The papal election was the most fascinating news event I’d covered in many years. But for months afterward I was bothered by a nagging mystery. One day, long after the conclave paraphernalia had been put back in storage and the words “Pope Benedict” no longer sounded strange, I walked over to Saint Peter’s Basilica and went looking for a man named Giuseppe. I heard he had a story to tell.

It was day two of the conclave, April 19, 2005, and a faint odor of incense still hung in the air from the morning Mass, wafting from the Chapel of the Most Holy Sacrament across the nave of the great basilica, where it blended with a new and stronger smell, one that rose from an immense crowd of tired and sweaty pilgrims.

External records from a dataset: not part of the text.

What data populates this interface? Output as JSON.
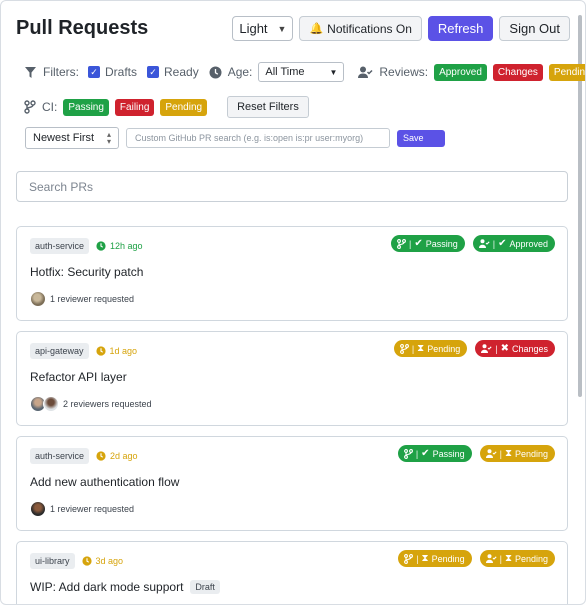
{
  "header": {
    "title": "Pull Requests",
    "theme_select": "Light",
    "notifications_label": "Notifications On",
    "refresh_label": "Refresh",
    "signout_label": "Sign Out"
  },
  "filters": {
    "filters_label": "Filters:",
    "drafts_label": "Drafts",
    "ready_label": "Ready",
    "age_label": "Age:",
    "age_value": "All Time",
    "reviews_label": "Reviews:",
    "reviews": [
      "Approved",
      "Changes",
      "Pending"
    ],
    "ci_label": "CI:",
    "ci": [
      "Passing",
      "Failing",
      "Pending"
    ],
    "reset_label": "Reset Filters",
    "sort_value": "Newest First",
    "gh_search_placeholder": "Custom GitHub PR search (e.g. is:open is:pr user:myorg)",
    "save_label": "Save"
  },
  "search": {
    "placeholder": "Search PRs"
  },
  "prs": [
    {
      "repo": "auth-service",
      "age": "12h ago",
      "title": "Hotfix: Security patch",
      "draft": "",
      "reviewers": "1 reviewer requested",
      "ci": "Passing",
      "review": "Approved"
    },
    {
      "repo": "api-gateway",
      "age": "1d ago",
      "title": "Refactor API layer",
      "draft": "",
      "reviewers": "2 reviewers requested",
      "ci": "Pending",
      "review": "Changes"
    },
    {
      "repo": "auth-service",
      "age": "2d ago",
      "title": "Add new authentication flow",
      "draft": "",
      "reviewers": "1 reviewer requested",
      "ci": "Passing",
      "review": "Pending"
    },
    {
      "repo": "ui-library",
      "age": "3d ago",
      "title": "WIP: Add dark mode support",
      "draft": "Draft",
      "reviewers": "",
      "ci": "Pending",
      "review": "Pending"
    }
  ],
  "colors": {
    "accent": "#5b52e6",
    "success": "#1fa146",
    "danger": "#cf222e",
    "warning": "#d6a40c"
  }
}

Enrico, an usher in Saint Peter’s, stood sentry like in a crisp blue suit and lifted his eyes toward the logjam of visitors. “Ciao, Giuseppe,” he said. “Another long day, huh? It’s never going to end.”

Giuseppe Fiorucci shrugged and kept moving across the patterned floor of the basilica. Enrico was a talker, and Fiorucci didn’t have time for a conversation. A short man with a steady gait, he steered a course around the mass of humanity and was glad, today as all days but especially today, that he was not an usher—glad that it was someone else’s job to deal with the questions in ten languages and the crying babies and “Where’s the bathroom?” and “No flash, please” and “Can we leave flowers?” and “How long before we get to the pope’s tomb?” Today he was glad he was only a sampietrino, a basilica workman, and that his blue denim outfit exempted him from dealing with all the needs of so many pious and insistent people. He reached the other side of the church, adjusted the glasses on his broad face and gazed back. The light was stretching across the main aisle now, illuminating the red and white patches of the Polish flags draped across backpacks and shoulders. So many Poles. First to see the body, now to see the tomb. Three million in ten days, the news reported. According to Enrico, never had so many people passed through Saint Peter’s. Enrico was just an usher, of course, but he sometimes had coffee with Bishop Lanzani, and Bishop Lanzani knew everything about the basilica. Or so they said.

Reprinted by arrangement with Viking, a member of Penguin Group (USA) Inc., from The Vatican Diaries: A Behind-the-Scenes Look at the Power Personalities and Politics at the Heart of the Catholic Church. Copyright © 2013 by John Thavis.